Two More COVID Cases Last Week
By Catherine Cluett Pactol
Two more Molokai residents tested positive for COVID-19 last week, bringing the island’s case total to six since the pandemic began. One of the cases was a county Dept. of Public Works employee, prompting testing of about 20 coworkers at the Molokai baseyard, all of which came back negative as of last Wednesday, according to Maui County. Retesting was done for about 10 employees as a precaution, with news of the results not released as of Sunday.
The Department of Public Works was notified of the employee’s positive test last Monday afternoon. That individual went into self-isolation at home and department ordered deep cleaning of the baseyard and vehicles last Tuesday morning, according to a county release.

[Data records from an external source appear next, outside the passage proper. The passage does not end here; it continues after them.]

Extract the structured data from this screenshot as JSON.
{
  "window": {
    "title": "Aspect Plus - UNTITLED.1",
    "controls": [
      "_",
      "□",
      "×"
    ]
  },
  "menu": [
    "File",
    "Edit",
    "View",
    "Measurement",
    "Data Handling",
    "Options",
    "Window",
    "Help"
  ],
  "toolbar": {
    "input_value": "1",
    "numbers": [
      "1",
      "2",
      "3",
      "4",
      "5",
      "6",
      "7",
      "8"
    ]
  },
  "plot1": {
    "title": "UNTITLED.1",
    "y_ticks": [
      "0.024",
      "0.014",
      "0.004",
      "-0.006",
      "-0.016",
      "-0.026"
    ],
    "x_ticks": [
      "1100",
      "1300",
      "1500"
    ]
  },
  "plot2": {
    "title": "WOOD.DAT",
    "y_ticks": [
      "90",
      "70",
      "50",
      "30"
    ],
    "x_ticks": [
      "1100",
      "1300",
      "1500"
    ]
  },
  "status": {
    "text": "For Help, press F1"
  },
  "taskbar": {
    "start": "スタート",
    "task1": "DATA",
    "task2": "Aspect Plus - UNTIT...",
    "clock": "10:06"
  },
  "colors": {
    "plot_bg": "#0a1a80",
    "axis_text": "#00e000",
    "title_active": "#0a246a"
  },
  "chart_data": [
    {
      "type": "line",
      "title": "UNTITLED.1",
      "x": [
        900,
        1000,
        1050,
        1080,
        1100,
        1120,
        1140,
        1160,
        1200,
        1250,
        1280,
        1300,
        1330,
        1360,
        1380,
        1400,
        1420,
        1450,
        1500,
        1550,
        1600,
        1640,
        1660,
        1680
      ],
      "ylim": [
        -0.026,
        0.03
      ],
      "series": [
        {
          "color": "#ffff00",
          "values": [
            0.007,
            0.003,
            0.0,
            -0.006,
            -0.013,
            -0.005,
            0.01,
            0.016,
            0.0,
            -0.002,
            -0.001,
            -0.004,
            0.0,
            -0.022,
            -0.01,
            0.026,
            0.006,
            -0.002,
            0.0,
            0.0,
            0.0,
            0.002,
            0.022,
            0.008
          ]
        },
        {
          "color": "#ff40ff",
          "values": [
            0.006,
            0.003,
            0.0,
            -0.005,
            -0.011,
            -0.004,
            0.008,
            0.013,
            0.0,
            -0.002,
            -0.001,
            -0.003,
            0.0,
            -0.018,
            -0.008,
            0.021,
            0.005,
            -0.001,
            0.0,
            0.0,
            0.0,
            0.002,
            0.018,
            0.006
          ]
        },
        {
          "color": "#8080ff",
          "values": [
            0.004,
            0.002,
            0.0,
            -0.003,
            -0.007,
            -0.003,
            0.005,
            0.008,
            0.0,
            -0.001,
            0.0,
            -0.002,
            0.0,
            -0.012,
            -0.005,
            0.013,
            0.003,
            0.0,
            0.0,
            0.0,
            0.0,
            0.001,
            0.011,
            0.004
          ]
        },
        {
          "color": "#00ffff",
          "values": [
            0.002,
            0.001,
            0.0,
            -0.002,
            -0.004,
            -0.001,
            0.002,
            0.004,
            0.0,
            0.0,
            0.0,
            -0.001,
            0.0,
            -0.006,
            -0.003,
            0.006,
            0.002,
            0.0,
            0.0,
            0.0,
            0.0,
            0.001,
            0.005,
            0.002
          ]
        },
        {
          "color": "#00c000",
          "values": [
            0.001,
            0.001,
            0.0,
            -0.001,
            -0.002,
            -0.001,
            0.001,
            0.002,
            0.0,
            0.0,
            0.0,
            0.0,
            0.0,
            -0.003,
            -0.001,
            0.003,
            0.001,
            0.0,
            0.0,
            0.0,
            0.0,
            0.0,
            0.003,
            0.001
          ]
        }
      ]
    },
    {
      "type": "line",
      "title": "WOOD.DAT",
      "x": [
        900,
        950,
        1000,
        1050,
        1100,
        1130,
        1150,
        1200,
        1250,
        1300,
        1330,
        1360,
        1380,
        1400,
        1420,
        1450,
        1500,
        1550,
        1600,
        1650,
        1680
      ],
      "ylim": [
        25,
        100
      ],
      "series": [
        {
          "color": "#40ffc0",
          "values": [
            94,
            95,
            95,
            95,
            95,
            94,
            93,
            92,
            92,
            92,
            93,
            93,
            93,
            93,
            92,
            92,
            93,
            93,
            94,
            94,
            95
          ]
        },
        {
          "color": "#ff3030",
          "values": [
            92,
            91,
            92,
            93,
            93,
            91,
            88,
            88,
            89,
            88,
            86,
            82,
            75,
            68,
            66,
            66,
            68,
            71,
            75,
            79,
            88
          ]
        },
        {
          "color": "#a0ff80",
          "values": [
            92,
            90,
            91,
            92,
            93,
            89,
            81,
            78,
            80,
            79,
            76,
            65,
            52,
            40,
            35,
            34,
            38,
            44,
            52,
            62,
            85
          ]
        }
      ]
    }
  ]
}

“We are working diligently to safeguard the health and safety of our employees and members of the public while still maintaining government operations,” Mayor Michael Victorino said, also announcing the positive results of two other county workers on Maui. “Employees who’ve been in close contact with positive employees are in self-quarantine, and we are aggressively testing other employees and conducting thorough, professional decontamination cleaning of work areas.”
Close contacts were identified and went into self-quarantine last week. Essential functions at the Molokai baseyard are expected to be maintained during this time.
A public testing event was held on Molokai on Tuesday, Sept. 8 for those experiencing symptoms or with suspected exposure. Drive-thru diagnostic PCR testing was conducted by Minit Medical and staff will call individuals with all results, which are expected to take one to three days.
Kualapu’u School, which temporarily closed two weeks ago after a student was exposed to a confirmed COVID case, announced its campus would remain closed through Sept. 11.
“The COVID-19 situation is very fluid, and presents many challenges and factors,” wrote school administration in a letter to the school community. “As a result, Kualapu’u School will be transitioning to distance learning from now until Friday, Sept. 11, with the possibility of extending beyond this day. A determining factor of the extension of distance learning is the number of confirmed COVID cases that are directly impacting the school. As of this email, there are no known positive cases with Kualapu’u staff or students.”
The letter also stated that administration hopes to develop “other safe practices and protocols in place so that school does NOT need to close in the event Molokai has another COVID case impacting school.”
Daniel Espaniola, principal of Kaunakakai School — which previously announced it would start the first several weeks of the school year with full distance learning — said last week that decision would extend through the first quarter ending Oct. 2.
“This has been a challenging time for all of us,” wrote Espaniola to parents. “Your child’s education is very important to each and every one of us here at KES. Although we realize the importance of the health and safety of everyone during these unprecedented times. Due to the recent positive COVID-19 cases in our community, we feel we should not open with our Blended Rotation Model on Sept. 8. We will continue with distance learning until the end of the first quarter Oct. 2.”
Molokai High School is also extending distance learning through the first quarter.
Principal Katina Soares cited continued delays in the completion of three buildings on campus still under construction, which is impacting eight classrooms. Offisland essential workers continue to work on campus to repair two buildings, making potential interaction between students, staff and the construction workers a concern with high case numbers off island, Soares added. In addition, several staff are in isolation following possible exposure to Molokai COVID-19 cases, she wrote in a letter to the school community last week.
On the statewide front, Dept. of Health leadership is stepping down from their positions following widespread criticism of state response to the pandemic and calls for change. Director Bruce Anderson announced his retirement effective Sept. 15. Dr. Libby Char, an emergency room physician, has been appointed to assume leadership of the Dept. of Health. Sarah Park, state epidemiologist who led the state’s COVID-19 response, is taking a leave of absence starting this week.
Public Safety Department Director Nolan Espinda is also retiring following calls for his firing after widespread COVID-19 outbreaks at the Oahu Community Correctional Center that many blame on state inaction.
A new, online state Safe Travels system that’s mandatory to complete prior to both interisland and mainland travel effective Sept. 1 has been causing confusion. All travelers are required to complete the state form, however, travelers to Maui County airports still need to submit the Maui County application for limited travel quarantine online at mauicounty.gov. This form must be completed at least three days prior to departure.
For those applying for a Limited Quarantine Exemption, the application should be completed before submitting the separate online state Safe Travels application. The new state form has a field to input a traveler’s limited quarantine application number.